> **Records to process**:
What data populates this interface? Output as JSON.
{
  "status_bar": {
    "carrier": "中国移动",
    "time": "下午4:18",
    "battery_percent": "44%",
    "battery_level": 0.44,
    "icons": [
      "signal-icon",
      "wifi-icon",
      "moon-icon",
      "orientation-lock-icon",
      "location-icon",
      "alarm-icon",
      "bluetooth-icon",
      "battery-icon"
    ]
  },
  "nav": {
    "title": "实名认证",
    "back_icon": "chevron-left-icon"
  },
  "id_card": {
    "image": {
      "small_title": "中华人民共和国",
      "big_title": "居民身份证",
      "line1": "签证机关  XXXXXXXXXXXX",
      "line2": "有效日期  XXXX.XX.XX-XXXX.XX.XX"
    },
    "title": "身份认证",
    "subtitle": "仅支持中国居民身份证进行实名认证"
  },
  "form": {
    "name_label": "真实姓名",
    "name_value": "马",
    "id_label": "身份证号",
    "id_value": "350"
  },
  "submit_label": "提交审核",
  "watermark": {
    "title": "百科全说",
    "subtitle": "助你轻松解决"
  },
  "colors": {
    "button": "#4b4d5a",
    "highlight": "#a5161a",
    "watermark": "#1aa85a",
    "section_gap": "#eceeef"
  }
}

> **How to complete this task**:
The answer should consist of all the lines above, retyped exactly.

> **Response to the task**:
What data populates this interface? Output as JSON.
{
  "status_bar": {
    "carrier": "中国移动",
    "time": "下午4:18",
    "battery_percent": "44%",
    "battery_level": 0.44,
    "icons": [
      "signal-icon",
      "wifi-icon",
      "moon-icon",
      "orientation-lock-icon",
      "location-icon",
      "alarm-icon",
      "bluetooth-icon",
      "battery-icon"
    ]
  },
  "nav": {
    "title": "实名认证",
    "back_icon": "chevron-left-icon"
  },
  "id_card": {
    "image": {
      "small_title": "中华人民共和国",
      "big_title": "居民身份证",
      "line1": "签证机关  XXXXXXXXXXXX",
      "line2": "有效日期  XXXX.XX.XX-XXXX.XX.XX"
    },
    "title": "身份认证",
    "subtitle": "仅支持中国居民身份证进行实名认证"
  },
  "form": {
    "name_label": "真实姓名",
    "name_value": "马",
    "id_label": "身份证号",
    "id_value": "350"
  },
  "submit_label": "提交审核",
  "watermark": {
    "title": "百科全说",
    "subtitle": "助你轻松解决"
  },
  "colors": {
    "button": "#4b4d5a",
    "highlight": "#a5161a",
    "watermark": "#1aa85a",
    "section_gap": "#eceeef"
  }
}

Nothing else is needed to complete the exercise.